D6N coldest journey heroes and their machines



After over 12 months in almost complete darkness, facing wind chill of nearly -90°C and navigating severe crevasse fields, Spencer Smirl and Richmond Dykes, the two Finning engineers on The Coldest Journey, have finally returned to the UK with the rest of the team.

Years of detailed preparation, intense training and utter commitment from all involved has helped the team conquer 2,500 miles in 307 days across some of the most inhospitable terrain on the planet.

Treacherous ice patches, crevasse fields monumental in scale and 125 Km per hour winds did hinder the progress of the expedition. However, Finning was still able to achieve some of the most important ambitions it had for the traverse – the Cat D6Ns were fully operable in Antarctic conditions, and the team and their machinery got home safely.

With the ice crew and the equipment safely recovered, Andy Thomas, lead design engineer for Finning looks at the role played by the Cat D6Ns, Rover and Seeker, and how the experience could be critical in the development of future plant equipment for use in extreme cold weather conditions.

Andy: “When Sir Ranulph Fiennes first approached Finning for support on his attempt to cross Antarctica during the polar winter, we knew we were entering into a huge challenge. Over 10,000 man-hours, 780 technical drawings and 110 specialist modifications later, we had two Antarctic-ready Cat D6Ns equipped to tackle some of the harshest conditions on the planet.

“While we conducted as much analysis as we possibly could to try and test our developments in simulated conditions, there was always going to be an element of the unknown when the team started operating in Antarctica.

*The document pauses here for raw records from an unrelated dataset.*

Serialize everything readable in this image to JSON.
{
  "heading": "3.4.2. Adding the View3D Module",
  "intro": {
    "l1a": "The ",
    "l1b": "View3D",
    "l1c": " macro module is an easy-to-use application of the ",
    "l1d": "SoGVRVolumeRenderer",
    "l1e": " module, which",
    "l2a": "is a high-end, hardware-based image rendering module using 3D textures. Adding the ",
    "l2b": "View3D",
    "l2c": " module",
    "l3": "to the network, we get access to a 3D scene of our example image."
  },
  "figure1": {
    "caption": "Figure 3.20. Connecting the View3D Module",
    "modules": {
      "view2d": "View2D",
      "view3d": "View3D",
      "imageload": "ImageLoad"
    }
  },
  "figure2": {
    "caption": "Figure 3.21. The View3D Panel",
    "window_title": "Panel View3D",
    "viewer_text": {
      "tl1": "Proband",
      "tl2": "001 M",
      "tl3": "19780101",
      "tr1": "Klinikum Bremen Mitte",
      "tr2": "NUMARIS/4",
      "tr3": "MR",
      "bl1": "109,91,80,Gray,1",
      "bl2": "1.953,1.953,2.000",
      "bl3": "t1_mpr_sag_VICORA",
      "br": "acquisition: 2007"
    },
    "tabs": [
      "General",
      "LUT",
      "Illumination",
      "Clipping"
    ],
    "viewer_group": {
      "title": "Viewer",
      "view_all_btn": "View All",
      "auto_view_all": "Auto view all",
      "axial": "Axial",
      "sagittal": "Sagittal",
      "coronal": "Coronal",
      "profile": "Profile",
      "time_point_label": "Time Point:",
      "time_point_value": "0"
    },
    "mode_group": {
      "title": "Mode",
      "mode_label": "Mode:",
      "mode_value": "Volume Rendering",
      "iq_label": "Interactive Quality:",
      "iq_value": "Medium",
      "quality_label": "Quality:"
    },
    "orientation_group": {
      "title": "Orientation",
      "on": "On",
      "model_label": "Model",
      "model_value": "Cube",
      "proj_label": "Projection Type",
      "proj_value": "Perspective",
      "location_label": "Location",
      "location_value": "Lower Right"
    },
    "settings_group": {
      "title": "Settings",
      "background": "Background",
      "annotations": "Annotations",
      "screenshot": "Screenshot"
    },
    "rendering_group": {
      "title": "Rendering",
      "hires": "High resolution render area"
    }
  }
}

“What was fascinating for us, from an engineering perspective, was how well the modifications would perform and what we could learn for the future development of extreme cold weather units.

“Since Richmond and Spencer returned from the ice, we have had access to some incredibly in-depth insight that has helped us understand how the machines perform in temperatures below -50°C.

“The traverse has also broken dozer records, and thanks to the talents of Spencer and Richmond who were able to keep the machines running and operational in those conditions, we have seen the Cat D6Ns overcome a diverse range of challenges.“

As well as taking part in a 400-metre long recovery winch, the blades on the dozers were also used to construct ice bridges that could get the caboose train across sizeable crevasses.

“With the feedback from the operators and general machine performance, we have gained valuable research and development information that we’re going to be able to use to improve the quality of Caterpillar machines that work in extreme cold weather conditions.

“Not only this, but the other modifications to improve the safety of the machine could bring benefits to a much broader range of applications.

“Richmond and Spencer have both come back with some fantastic experience of conducting maintenance and essential repairs in conditions that are unlikely to be repeated anywhere in the world. The important thing is that they’re back safe, and we’re now in a position to benefit from what they have learned.

“While it is unquestionably a shame that the team wasn’t able to cross Antarctica, we have still gained a lot from their experience.

“What we have learned about the performance of plant in extreme cold, combined with the scientific research conducted and the money raised for Seeing Is Believing charity, the expedition has been a great success.”

Spencer Smirl, the lead Finning engineer on the expedition concluded by saying: “When you are relying on a Cat D6N to travel in temperatures as low as -50 degrees, in the dark, you know your focus has to be on the performance of the machine. The whole expedition has been such a rewarding and amazing experience.”